RPA still need to be directed by humans for a successful implementation. Humans remain the only ones who can know suitable processes for automation and monitor robots performance.

The technology cannot function without human support or intervention and cannot reproduce the higher level of actions and thinking which humans are known and capable. For these reasons, anxiety about RPA acting as a substitute for a human employee is inconsequential.

How to maximize the human-robot combination

The KPMG Workforce Navigator Model explains the challenges for business leaders to implement the human-robot workforce and recommends how to maximize the combination in 5 steps.

Step 1. Translating: Translate strategic business operation into human implications

Be clear about your organization’s objectives and how RPA can enable you to execute the direction. Then, translate this technology and business direction into the implications for the workforce. Find out which tasks or jobs will be affected and identify the impact on individual job roles. This will guarantee employee inclusion in the implementation process.

Step 2.  Shaping: Apportion the freed-up time

Having implemented RPA, the robot assumes the repetitive and transactional tasks from human employees. This leads to freed-up time for the employees and creates a chance to take on more complex responsibilities. While some employees can cope with this gap, others find it challenging. It is advisable to identify and address the impact of RPA implementation before proceeding with automation. When employees are guided on the new roles, it enhances their productivity.

Step 3. Design: Create and manage the impacts of RPA on the workforce.

It is very crucial to design a holistic blueprint of how digital employees and human employees will collaborate.  This is needed to establish the future workforce — factor in various impacts of implementing RPA within your organization. You can then enrich and enlarge the affected roles.

Step 4. Change: Overhaul and maintain the knowledge of the process

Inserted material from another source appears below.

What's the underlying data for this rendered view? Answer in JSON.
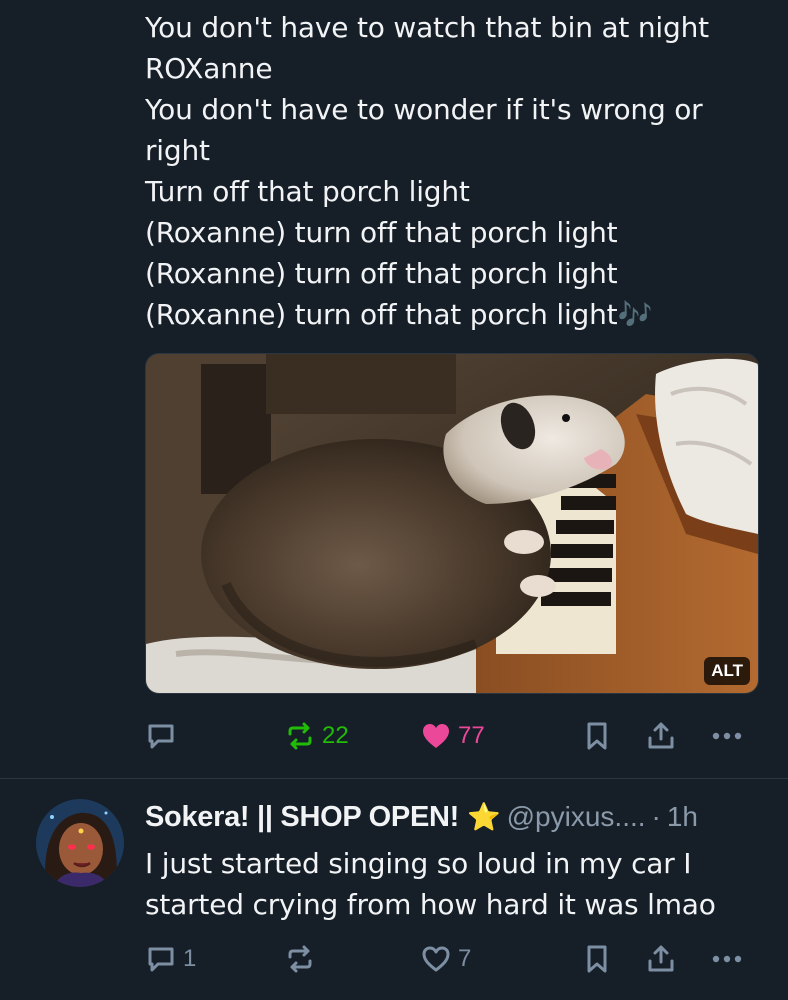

For an effective job reallocation from humans to a robot, it is essential to know that it relies on individual expertise. There are two hand-over periods occasioned with RPA implementation.

First, the present process needs to communicate the detail execution of the process, as well as the exceptions. This is to ensure the robot executes the tasks correctly.

Secondly, the business owner needs to grasp how the robot is programmed. The essence of this is to solve likely errors. However, both hand-over periods demand detailed communication. A little misunderstanding between the process-owner and the RPA expert can destroy the RPA fundamentals.

What is the way out? Capture the knowledge of the process in the organization context and create room for reasonable adjustments to the RPA. Then allow spaces for dealing with client’s inquiries relating to the procedures.

Step 5. Monitor: Track your progress

Track the progress and prepare for likely circumstances that may arise. Provide an agile response to ensure proper risk management. This includes an engaged and committed employees, supply of talented individuals, and agility to leverage new business openings. Lifelong learning will support career relevance and reskilling of employees all through the period.

Position your employees for the future

Robotic Process Automation will undoubtedly facilitate a seismic shift in job designs. There will be requirements for new skills to implement reallocated roles. As soon as the case for change is explained, and employees are guided in the direction of the new job allocations, the possibility of enlarging the individual job scope exists.


Instead of replacing humans, the workforce will see a significant enlargement and job redistribution. Employees will focus less on recurring tasks as RPA will handle those jobs with quicker turnarounds. The human workforce will focus on more complex tasks, such as customer relationship and marketing. They will be permitted to assume roles that enhance their creativity and innovativeness, thus bringing about productivity at the individual and corporate levels.

Is your organization positioned for this Fourth Industrial Revolution?